*** Data for this task ***

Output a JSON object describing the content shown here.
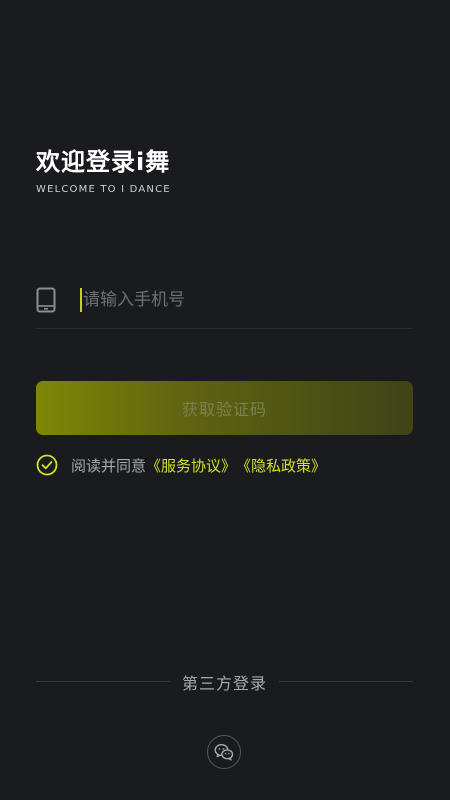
{
  "header": {
    "title": "欢迎登录i舞",
    "subtitle": "WELCOME TO I DANCE"
  },
  "phone_field": {
    "icon": "phone-icon",
    "placeholder": "请输入手机号",
    "value": ""
  },
  "code_button": {
    "label": "获取验证码"
  },
  "agreement": {
    "checked": true,
    "text": "阅读并同意",
    "service_link": "《服务协议》",
    "privacy_link": "《隐私政策》"
  },
  "third_party": {
    "label": "第三方登录",
    "providers": [
      "wechat-icon"
    ]
  },
  "colors": {
    "background": "#1a1b1f",
    "accent": "#d3e02b",
    "button_gradient_start": "#7f8706",
    "button_gradient_end": "#3f4316"
  }
}
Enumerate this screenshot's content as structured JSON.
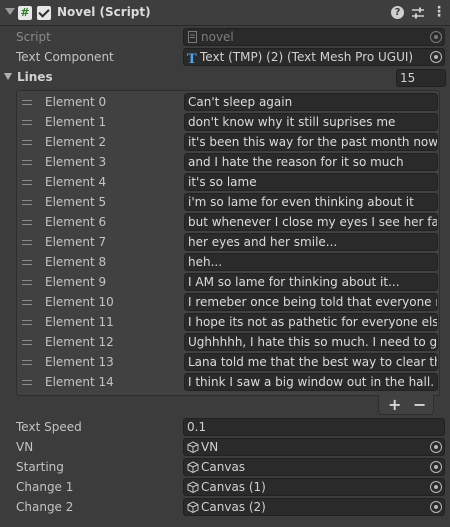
{
  "component": {
    "title": "Novel (Script)",
    "script_icon_glyph": "#"
  },
  "script": {
    "label": "Script",
    "value": "novel"
  },
  "text_component": {
    "label": "Text Component",
    "value": "Text (TMP) (2) (Text Mesh Pro UGUI)"
  },
  "lines": {
    "label": "Lines",
    "size": "15",
    "items": [
      {
        "label": "Element 0",
        "value": "Can't sleep again"
      },
      {
        "label": "Element 1",
        "value": "don't know why it still suprises me"
      },
      {
        "label": "Element 2",
        "value": "it's been this way for the past month now"
      },
      {
        "label": "Element 3",
        "value": "and I hate the reason for it so much"
      },
      {
        "label": "Element 4",
        "value": "it's so lame"
      },
      {
        "label": "Element 5",
        "value": "i'm so lame for even thinking about it"
      },
      {
        "label": "Element 6",
        "value": "but whenever I close my eyes I see her face"
      },
      {
        "label": "Element 7",
        "value": "her eyes and her smile..."
      },
      {
        "label": "Element 8",
        "value": "heh..."
      },
      {
        "label": "Element 9",
        "value": "I AM so lame for thinking about it..."
      },
      {
        "label": "Element 10",
        "value": "I remeber once being told that everyone reacts"
      },
      {
        "label": "Element 11",
        "value": "I hope its not as pathetic for everyone else..."
      },
      {
        "label": "Element 12",
        "value": "Ughhhhh, I hate this so much. I need to get out"
      },
      {
        "label": "Element 13",
        "value": "Lana told me that the best way to clear the mind"
      },
      {
        "label": "Element 14",
        "value": "I think I saw a big window out in the hall."
      }
    ],
    "add_label": "+",
    "remove_label": "−"
  },
  "text_speed": {
    "label": "Text Speed",
    "value": "0.1"
  },
  "vn": {
    "label": "VN",
    "value": "VN"
  },
  "starting": {
    "label": "Starting",
    "value": "Canvas"
  },
  "change1": {
    "label": "Change 1",
    "value": "Canvas (1)"
  },
  "change2": {
    "label": "Change 2",
    "value": "Canvas (2)"
  },
  "icons": {
    "foldout": "caret-down-icon",
    "help": "help-icon",
    "presets": "sliders-icon",
    "menu": "kebab-menu-icon",
    "object_picker": "object-picker-icon",
    "gameobject": "cube-icon"
  }
}
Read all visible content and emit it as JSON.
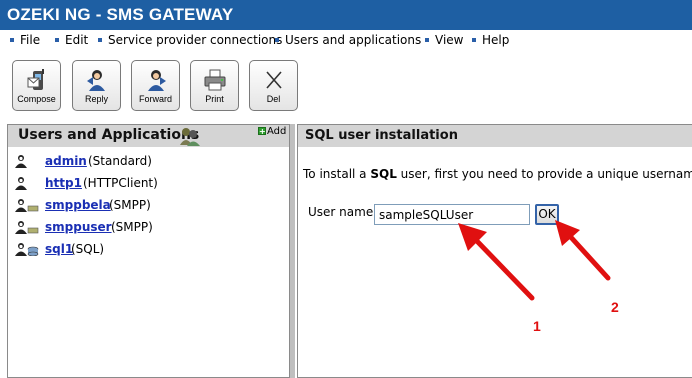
{
  "window": {
    "title": "OZEKI NG - SMS GATEWAY"
  },
  "menu": {
    "items": [
      "File",
      "Edit",
      "Service provider connections",
      "Users and applications",
      "View",
      "Help"
    ]
  },
  "toolbar": {
    "buttons": [
      {
        "label": "Compose",
        "icon": "compose-icon"
      },
      {
        "label": "Reply",
        "icon": "reply-icon"
      },
      {
        "label": "Forward",
        "icon": "forward-icon"
      },
      {
        "label": "Print",
        "icon": "printer-icon"
      },
      {
        "label": "Del",
        "icon": "delete-icon"
      }
    ]
  },
  "left_panel": {
    "title": "Users and Applications",
    "add_label": "Add",
    "users": [
      {
        "name": "admin",
        "type": "(Standard)"
      },
      {
        "name": "http1",
        "type": "(HTTPClient)"
      },
      {
        "name": "smppbela",
        "type": "(SMPP)"
      },
      {
        "name": "smppuser",
        "type": "(SMPP)"
      },
      {
        "name": "sql1",
        "type": "(SQL)"
      }
    ]
  },
  "right_panel": {
    "title": "SQL user installation",
    "instruction_pre": "To install a ",
    "instruction_bold": "SQL",
    "instruction_post": " user, first you need to provide a unique username!",
    "username_label": "User name:",
    "username_value": "sampleSQLUser",
    "ok_label": "OK"
  },
  "annotations": {
    "one": "1",
    "two": "2"
  },
  "colors": {
    "titlebar": "#1e5fa3",
    "link": "#1a2fb4",
    "annotation": "#e01010",
    "panel_header": "#d4d4d4"
  }
}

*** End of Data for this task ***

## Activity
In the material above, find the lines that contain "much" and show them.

## Exercise solution
        "value": "and I hate the reason for it so much"
        "value": "Ughhhhh, I hate this so much. I need to get out"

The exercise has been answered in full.